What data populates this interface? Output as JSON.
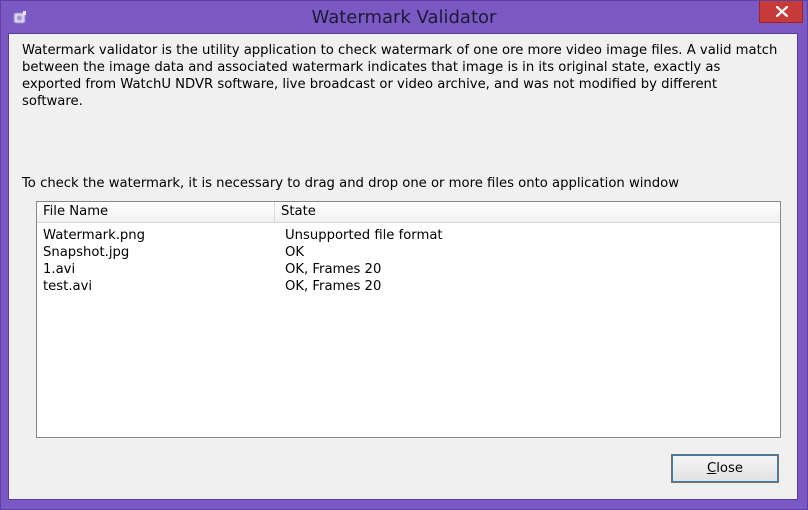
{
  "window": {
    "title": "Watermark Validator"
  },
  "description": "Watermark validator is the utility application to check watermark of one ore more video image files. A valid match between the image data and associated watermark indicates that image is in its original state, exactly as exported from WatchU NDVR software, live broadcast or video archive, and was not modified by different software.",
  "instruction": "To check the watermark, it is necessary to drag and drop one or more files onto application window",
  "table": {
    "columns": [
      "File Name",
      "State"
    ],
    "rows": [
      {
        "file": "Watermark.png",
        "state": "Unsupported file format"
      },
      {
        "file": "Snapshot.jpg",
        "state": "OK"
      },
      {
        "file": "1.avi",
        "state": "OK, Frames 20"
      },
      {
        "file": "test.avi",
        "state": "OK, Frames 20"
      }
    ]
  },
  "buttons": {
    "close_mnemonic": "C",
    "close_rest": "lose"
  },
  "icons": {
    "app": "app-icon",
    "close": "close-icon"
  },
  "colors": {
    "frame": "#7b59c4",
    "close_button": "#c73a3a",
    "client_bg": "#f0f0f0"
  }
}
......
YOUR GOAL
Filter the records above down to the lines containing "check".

ANSWER BOX
  "description": "Watermark validator is the utility application to check watermark of one ore more video image files. A valid match between the image data and associated watermark indicates that image is in its original state, exactly as exported from WatchU NDVR software, live broadcast or video archive, and was not modified by different software.",
  "instruction": "To check the watermark, it is necessary to drag and drop one or more files onto application window",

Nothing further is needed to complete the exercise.